Yasmani Grandal and Hyun-Jin-Ryu. Grandal had some major issues with passed balls game one, and it affected his playing time during the series as he only started one other game. He was horrid, going 2-11 with six strikeouts all while leaving nine runners on base, they also lost the only two starts he was behind the plate. Ryu started two games for the Dodgers and they didn’t go as well as he hoped, totaling 7.1 innings he allowed traffic all day long with 15 total baserunners. He also allowed seven earned runs in those 7.1 innings. Flat out bad.
Pitching. Pitching. And more pitching. Everyone knows the top names on this staff and bullpen. But what I don’t think people realized is that the Dodgers bullpen dominated the once highly touted Brewers bullpen. During this long drawn out series that including four extra innings on top of seven games, the Dodgers threw down a 1.35 ERA from their bullpen.
I can’t say none, so if I had to nitpick, I would pick two things. I’d say the age of a few key players, (Beuhler, Bellinger and Max Muncy) could showcase negatively during the World Series. The Red Sox have a monster offense and could give Beuhler fits. Bellinger did win NLCS MVP primarily due to his timely hits, not his quantity of hits. I also think that trend will continue with a savvy pitching staff deployed by Boston. I also don’t like some of the bench options from the Dodgers. Grandal, as I mentioned before, should be on the bench for the majority of this series, but I fear he won’t provide much when you do see him. Brian Dozier has had an up and down year and hasn’t really found that second half surge we expect from him. He is entrenched in a reserve role so it may be hard for him to find a nice groove at the plate.
Most people will say, Manny Machado, because he has the most history with the Red Sox. Well, especially the most recent history with all the drama caused this year. But, I will be leaning in a different direction, Justin Turner is my X-factor. It has been said around the clubhouse he is the glue to this team, as he goes so do the Dodgers. He hit a game-winning home run during the run to this World Series, just as he did last year. He mashes the ball when he connects, which is often, and he has amazing plate discipline, the only thing that hindered him this year was a broken hand suffered in spring training.

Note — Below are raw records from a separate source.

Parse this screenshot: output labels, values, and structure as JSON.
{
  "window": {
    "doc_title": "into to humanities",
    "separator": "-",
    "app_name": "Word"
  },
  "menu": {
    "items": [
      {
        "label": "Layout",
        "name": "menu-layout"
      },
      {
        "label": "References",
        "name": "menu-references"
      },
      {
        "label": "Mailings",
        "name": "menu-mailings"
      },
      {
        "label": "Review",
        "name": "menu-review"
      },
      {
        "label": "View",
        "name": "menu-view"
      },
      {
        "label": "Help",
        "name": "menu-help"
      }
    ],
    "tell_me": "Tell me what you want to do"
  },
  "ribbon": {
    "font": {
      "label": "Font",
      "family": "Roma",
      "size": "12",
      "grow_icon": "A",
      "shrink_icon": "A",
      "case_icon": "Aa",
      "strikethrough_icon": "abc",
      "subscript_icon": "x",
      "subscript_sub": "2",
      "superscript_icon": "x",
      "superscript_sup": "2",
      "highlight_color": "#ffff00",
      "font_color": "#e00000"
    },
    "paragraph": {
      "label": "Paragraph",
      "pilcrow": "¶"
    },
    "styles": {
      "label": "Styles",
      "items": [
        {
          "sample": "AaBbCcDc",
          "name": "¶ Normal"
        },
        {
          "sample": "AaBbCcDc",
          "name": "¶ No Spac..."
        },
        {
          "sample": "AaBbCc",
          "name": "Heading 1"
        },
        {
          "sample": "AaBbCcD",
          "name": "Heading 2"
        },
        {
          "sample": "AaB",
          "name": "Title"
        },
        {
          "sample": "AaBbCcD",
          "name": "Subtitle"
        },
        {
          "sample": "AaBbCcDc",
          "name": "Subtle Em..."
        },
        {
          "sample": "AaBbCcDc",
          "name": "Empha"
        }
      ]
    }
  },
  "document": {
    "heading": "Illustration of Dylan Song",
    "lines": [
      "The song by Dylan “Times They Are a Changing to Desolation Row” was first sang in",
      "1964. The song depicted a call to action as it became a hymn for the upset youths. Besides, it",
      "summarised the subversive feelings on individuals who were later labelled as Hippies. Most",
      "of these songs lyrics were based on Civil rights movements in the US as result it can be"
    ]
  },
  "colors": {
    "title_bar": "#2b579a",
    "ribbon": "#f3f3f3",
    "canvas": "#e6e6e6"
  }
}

I’m still worried about the Red Sox pitching as a whole besides Chris Sale, Craig Kimbrel hasn’t been good this postseason, and I’m not sure I can trust David Price in any spot. With those negatives there they still have Mookie Betts, J.D. Martinez, Andrew Benintendi, and so many more lethal bats on this roster. They also have the most wins in the league and dismantled the reigning champs, but my gut and head are still telling me the Dodgers. I think their offense is just as deep as the Red Sox, I may not trust it as much, but I trust pitching over hitting during the World Series anyway. I think the starting staff is deeper as well as the bullpen. I’m taking the Dodgers to take their first title since ’88, I’m calling it in six games as well. Gonna be a fun finish to the fantastic 2018 season.
Questions and comments?